[App and web page records]
#####

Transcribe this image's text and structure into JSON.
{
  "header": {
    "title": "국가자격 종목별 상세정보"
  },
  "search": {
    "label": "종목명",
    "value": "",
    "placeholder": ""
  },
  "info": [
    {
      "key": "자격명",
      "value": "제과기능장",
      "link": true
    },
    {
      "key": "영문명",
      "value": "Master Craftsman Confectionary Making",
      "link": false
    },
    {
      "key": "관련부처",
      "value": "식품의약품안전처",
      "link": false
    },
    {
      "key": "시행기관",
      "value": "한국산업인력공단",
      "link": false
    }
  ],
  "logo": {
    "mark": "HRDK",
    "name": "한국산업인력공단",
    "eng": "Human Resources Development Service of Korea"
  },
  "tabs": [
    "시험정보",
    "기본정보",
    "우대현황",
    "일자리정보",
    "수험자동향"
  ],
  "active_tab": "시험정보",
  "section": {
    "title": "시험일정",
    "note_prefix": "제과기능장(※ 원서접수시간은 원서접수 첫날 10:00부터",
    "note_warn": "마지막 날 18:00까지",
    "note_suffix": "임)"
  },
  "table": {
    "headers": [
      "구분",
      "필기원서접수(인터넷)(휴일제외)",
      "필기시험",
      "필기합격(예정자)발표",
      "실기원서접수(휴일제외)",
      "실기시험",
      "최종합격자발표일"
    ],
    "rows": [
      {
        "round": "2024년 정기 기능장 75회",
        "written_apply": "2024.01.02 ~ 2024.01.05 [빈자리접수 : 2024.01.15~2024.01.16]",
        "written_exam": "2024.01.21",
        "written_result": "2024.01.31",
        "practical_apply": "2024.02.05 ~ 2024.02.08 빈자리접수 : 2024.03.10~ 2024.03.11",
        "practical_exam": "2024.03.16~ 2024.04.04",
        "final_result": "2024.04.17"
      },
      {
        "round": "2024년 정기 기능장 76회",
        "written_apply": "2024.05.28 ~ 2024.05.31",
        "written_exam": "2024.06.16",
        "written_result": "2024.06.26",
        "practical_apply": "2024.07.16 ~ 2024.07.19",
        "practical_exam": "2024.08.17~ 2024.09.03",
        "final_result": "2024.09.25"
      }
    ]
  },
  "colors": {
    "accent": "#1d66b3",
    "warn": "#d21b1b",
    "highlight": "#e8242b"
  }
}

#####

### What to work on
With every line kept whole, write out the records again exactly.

### Reply
Transcribe this image's text and structure into JSON.
{
  "header": {
    "title": "국가자격 종목별 상세정보"
  },
  "search": {
    "label": "종목명",
    "value": "",
    "placeholder": ""
  },
  "info": [
    {
      "key": "자격명",
      "value": "제과기능장",
      "link": true
    },
    {
      "key": "영문명",
      "value": "Master Craftsman Confectionary Making",
      "link": false
    },
    {
      "key": "관련부처",
      "value": "식품의약품안전처",
      "link": false
    },
    {
      "key": "시행기관",
      "value": "한국산업인력공단",
      "link": false
    }
  ],
  "logo": {
    "mark": "HRDK",
    "name": "한국산업인력공단",
    "eng": "Human Resources Development Service of Korea"
  },
  "tabs": [
    "시험정보",
    "기본정보",
    "우대현황",
    "일자리정보",
    "수험자동향"
  ],
  "active_tab": "시험정보",
  "section": {
    "title": "시험일정",
    "note_prefix": "제과기능장(※ 원서접수시간은 원서접수 첫날 10:00부터",
    "note_warn": "마지막 날 18:00까지",
    "note_suffix": "임)"
  },
  "table": {
    "headers": [
      "구분",
      "필기원서접수(인터넷)(휴일제외)",
      "필기시험",
      "필기합격(예정자)발표",
      "실기원서접수(휴일제외)",
      "실기시험",
      "최종합격자발표일"
    ],
    "rows": [
      {
        "round": "2024년 정기 기능장 75회",
        "written_apply": "2024.01.02 ~ 2024.01.05 [빈자리접수 : 2024.01.15~2024.01.16]",
        "written_exam": "2024.01.21",
        "written_result": "2024.01.31",
        "practical_apply": "2024.02.05 ~ 2024.02.08 빈자리접수 : 2024.03.10~ 2024.03.11",
        "practical_exam": "2024.03.16~ 2024.04.04",
        "final_result": "2024.04.17"
      },
      {
        "round": "2024년 정기 기능장 76회",
        "written_apply": "2024.05.28 ~ 2024.05.31",
        "written_exam": "2024.06.16",
        "written_result": "2024.06.26",
        "practical_apply": "2024.07.16 ~ 2024.07.19",
        "practical_exam": "2024.08.17~ 2024.09.03",
        "final_result": "2024.09.25"
      }
    ]
  },
  "colors": {
    "accent": "#1d66b3",
    "warn": "#d21b1b",
    "highlight": "#e8242b"
  }
}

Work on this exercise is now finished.